Wherever pictures occur in the entries below, leave them out and retype the rest exactly.

Data records for software interfaces

----------

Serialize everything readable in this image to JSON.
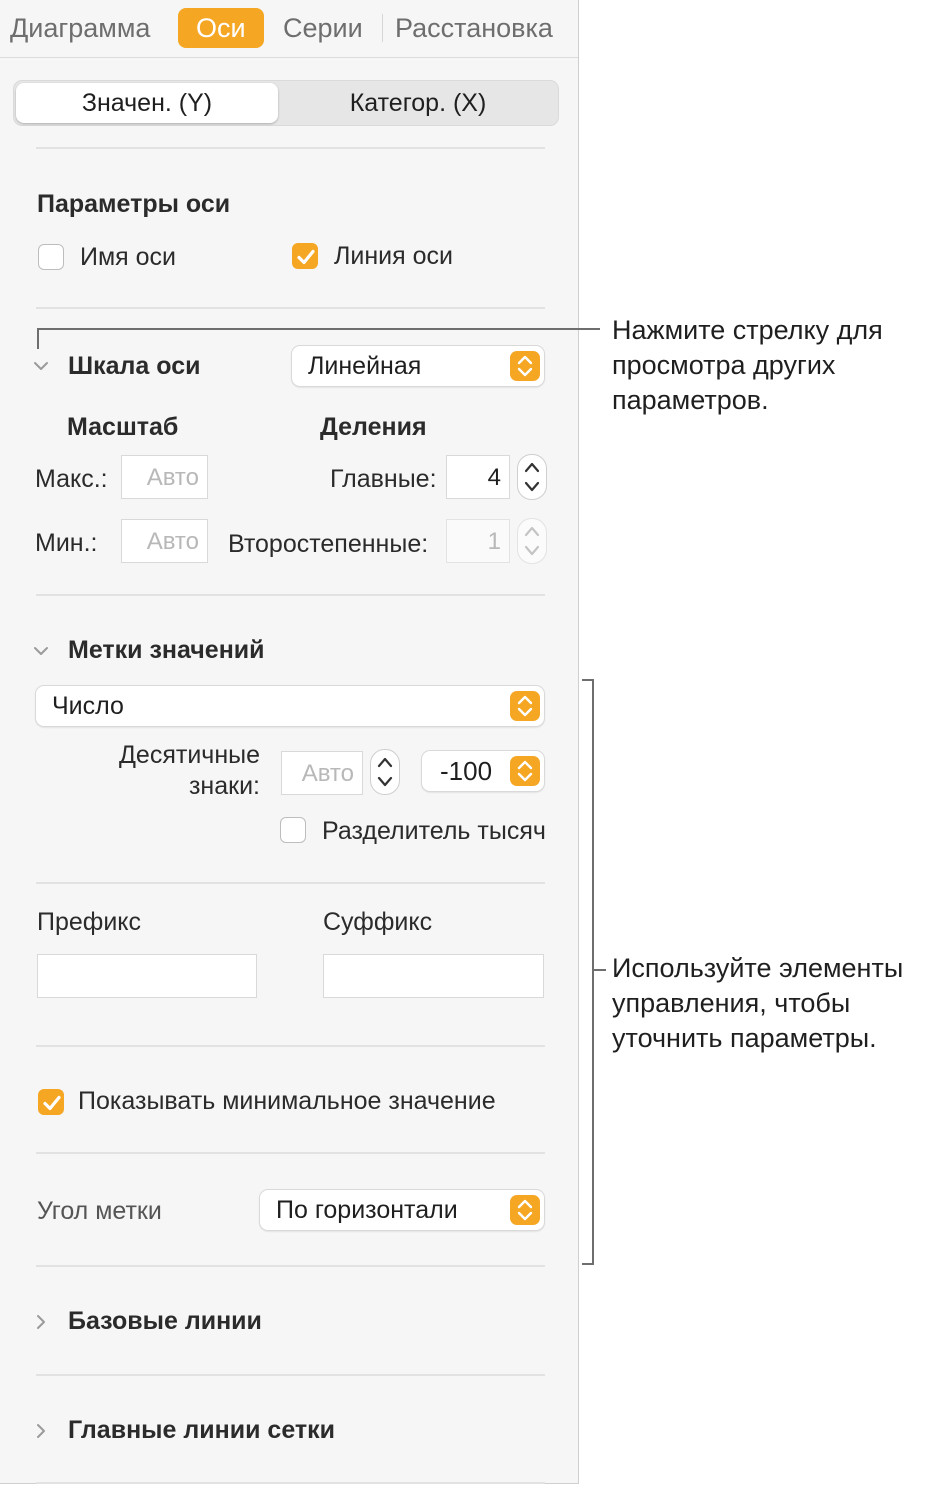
{
  "tabs": {
    "chart": "Диаграмма",
    "axes": "Оси",
    "series": "Серии",
    "arrange": "Расстановка"
  },
  "segmented": {
    "value_y": "Значен. (Y)",
    "category_x": "Категор. (X)"
  },
  "axis_options": {
    "heading": "Параметры оси",
    "axis_name": "Имя оси",
    "axis_name_checked": false,
    "axis_line": "Линия оси",
    "axis_line_checked": true
  },
  "axis_scale": {
    "heading": "Шкала оси",
    "type": "Линейная",
    "scale_heading": "Масштаб",
    "max_label": "Макс.:",
    "max_placeholder": "Авто",
    "min_label": "Мин.:",
    "min_placeholder": "Авто",
    "ticks_heading": "Деления",
    "major_label": "Главные:",
    "major_value": "4",
    "minor_label": "Второстепенные:",
    "minor_value": "1"
  },
  "value_labels": {
    "heading": "Метки значений",
    "format": "Число",
    "decimals_label_1": "Десятичные",
    "decimals_label_2": "знаки:",
    "decimals_placeholder": "Авто",
    "negative_format": "-100",
    "thousands_separator": "Разделитель тысяч",
    "thousands_separator_checked": false,
    "prefix_label": "Префикс",
    "prefix_value": "",
    "suffix_label": "Суффикс",
    "suffix_value": "",
    "show_min_value": "Показывать минимальное значение",
    "show_min_value_checked": true,
    "label_angle_label": "Угол метки",
    "label_angle_value": "По горизонтали"
  },
  "sections": {
    "baselines": "Базовые линии",
    "major_gridlines": "Главные линии сетки"
  },
  "callouts": {
    "arrow_line1": "Нажмите стрелку для",
    "arrow_line2": "просмотра других",
    "arrow_line3": "параметров.",
    "controls_line1": "Используйте элементы",
    "controls_line2": "управления, чтобы",
    "controls_line3": "уточнить параметры."
  },
  "colors": {
    "accent": "#f5a623",
    "panel_bg": "#f6f6f6"
  },
  "icons": {
    "disclosure_open": "chevron-down-icon",
    "disclosure_closed": "chevron-right-icon",
    "popup": "up-down-arrows-icon",
    "stepper": "stepper-icon",
    "checkmark": "checkmark-icon"
  }
}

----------

Answer section
Serialize everything readable in this image to JSON.
{
  "tabs": {
    "chart": "Диаграмма",
    "axes": "Оси",
    "series": "Серии",
    "arrange": "Расстановка"
  },
  "segmented": {
    "value_y": "Значен. (Y)",
    "category_x": "Категор. (X)"
  },
  "axis_options": {
    "heading": "Параметры оси",
    "axis_name": "Имя оси",
    "axis_name_checked": false,
    "axis_line": "Линия оси",
    "axis_line_checked": true
  },
  "axis_scale": {
    "heading": "Шкала оси",
    "type": "Линейная",
    "scale_heading": "Масштаб",
    "max_label": "Макс.:",
    "max_placeholder": "Авто",
    "min_label": "Мин.:",
    "min_placeholder": "Авто",
    "ticks_heading": "Деления",
    "major_label": "Главные:",
    "major_value": "4",
    "minor_label": "Второстепенные:",
    "minor_value": "1"
  },
  "value_labels": {
    "heading": "Метки значений",
    "format": "Число",
    "decimals_label_1": "Десятичные",
    "decimals_label_2": "знаки:",
    "decimals_placeholder": "Авто",
    "negative_format": "-100",
    "thousands_separator": "Разделитель тысяч",
    "thousands_separator_checked": false,
    "prefix_label": "Префикс",
    "prefix_value": "",
    "suffix_label": "Суффикс",
    "suffix_value": "",
    "show_min_value": "Показывать минимальное значение",
    "show_min_value_checked": true,
    "label_angle_label": "Угол метки",
    "label_angle_value": "По горизонтали"
  },
  "sections": {
    "baselines": "Базовые линии",
    "major_gridlines": "Главные линии сетки"
  },
  "callouts": {
    "arrow_line1": "Нажмите стрелку для",
    "arrow_line2": "просмотра других",
    "arrow_line3": "параметров.",
    "controls_line1": "Используйте элементы",
    "controls_line2": "управления, чтобы",
    "controls_line3": "уточнить параметры."
  },
  "colors": {
    "accent": "#f5a623",
    "panel_bg": "#f6f6f6"
  },
  "icons": {
    "disclosure_open": "chevron-down-icon",
    "disclosure_closed": "chevron-right-icon",
    "popup": "up-down-arrows-icon",
    "stepper": "stepper-icon",
    "checkmark": "checkmark-icon"
  }
}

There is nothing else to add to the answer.